**Exercise directions**
Count every line in the following entries where the word "Message" appears. Give the count alone.

━━━ Data provided ━━━

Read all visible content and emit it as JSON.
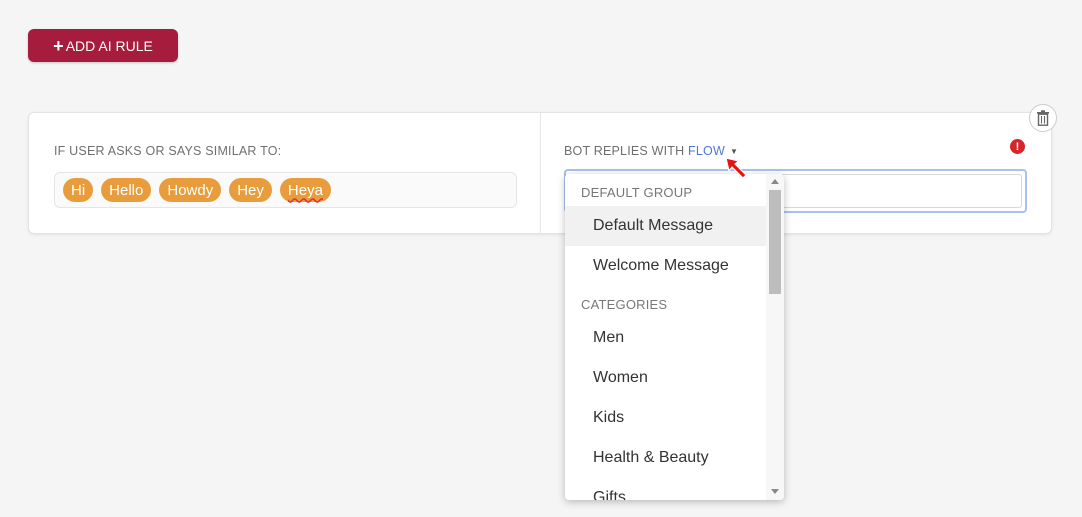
{
  "toolbar": {
    "add_rule_label": "ADD AI RULE",
    "add_rule_icon": "plus-icon"
  },
  "rule": {
    "left_label": "IF USER ASKS OR SAYS SIMILAR TO:",
    "phrases": [
      "Hi",
      "Hello",
      "Howdy",
      "Hey",
      "Heya"
    ],
    "right_label_prefix": "BOT REPLIES WITH",
    "reply_type": "FLOW",
    "reply_value": "",
    "error_icon": "!",
    "delete_icon": "trash-icon"
  },
  "dropdown": {
    "groups": [
      {
        "label": "DEFAULT GROUP",
        "items": [
          "Default Message",
          "Welcome Message"
        ]
      },
      {
        "label": "CATEGORIES",
        "items": [
          "Men",
          "Women",
          "Kids",
          "Health & Beauty",
          "Gifts"
        ]
      }
    ],
    "selected": "Default Message"
  },
  "colors": {
    "button": "#a51c3c",
    "tag": "#e89c3c",
    "link": "#4f78d6",
    "error": "#d7262b",
    "pointer": "#e81010"
  }
}
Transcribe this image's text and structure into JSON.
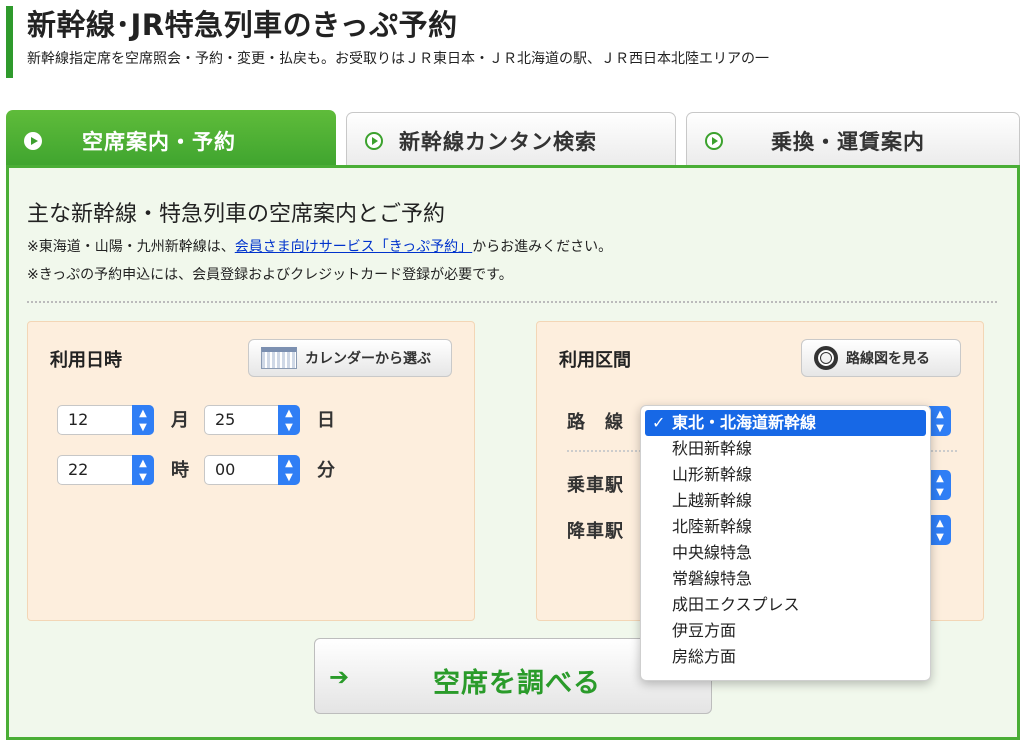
{
  "header": {
    "title": "新幹線･JR特急列車のきっぷ予約",
    "subtitle": "新幹線指定席を空席照会・予約・変更・払戻も。お受取りはＪＲ東日本・ＪＲ北海道の駅、ＪＲ西日本北陸エリアの一"
  },
  "tabs": [
    {
      "label": "空席案内・予約",
      "active": true
    },
    {
      "label": "新幹線カンタン検索",
      "active": false
    },
    {
      "label": "乗換・運賃案内",
      "active": false
    }
  ],
  "panel": {
    "heading": "主な新幹線・特急列車の空席案内とご予約",
    "note1_prefix": "※東海道・山陽・九州新幹線は、",
    "note1_link": "会員さま向けサービス「きっぷ予約」",
    "note1_suffix": "からお進みください。",
    "note2": "※きっぷの予約申込には、会員登録およびクレジットカード登録が必要です。"
  },
  "date_box": {
    "heading": "利用日時",
    "calendar_button": "カレンダーから選ぶ",
    "month": "12",
    "month_unit": "月",
    "day": "25",
    "day_unit": "日",
    "hour": "22",
    "hour_unit": "時",
    "minute": "00",
    "minute_unit": "分"
  },
  "route_box": {
    "heading": "利用区間",
    "map_button": "路線図を見る",
    "line_label": "路　線",
    "board_label": "乗車駅",
    "alight_label": "降車駅"
  },
  "search_button": "空席を調べる",
  "line_dropdown": {
    "selected": "東北・北海道新幹線",
    "options": [
      "東北・北海道新幹線",
      "秋田新幹線",
      "山形新幹線",
      "上越新幹線",
      "北陸新幹線",
      "中央線特急",
      "常磐線特急",
      "成田エクスプレス",
      "伊豆方面",
      "房総方面"
    ]
  },
  "colors": {
    "accent_green": "#3ca22e",
    "select_blue": "#2f7ef5",
    "link_blue": "#0033cc",
    "box_peach": "#fdeedd"
  }
}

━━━

**Answer for this exercise**
3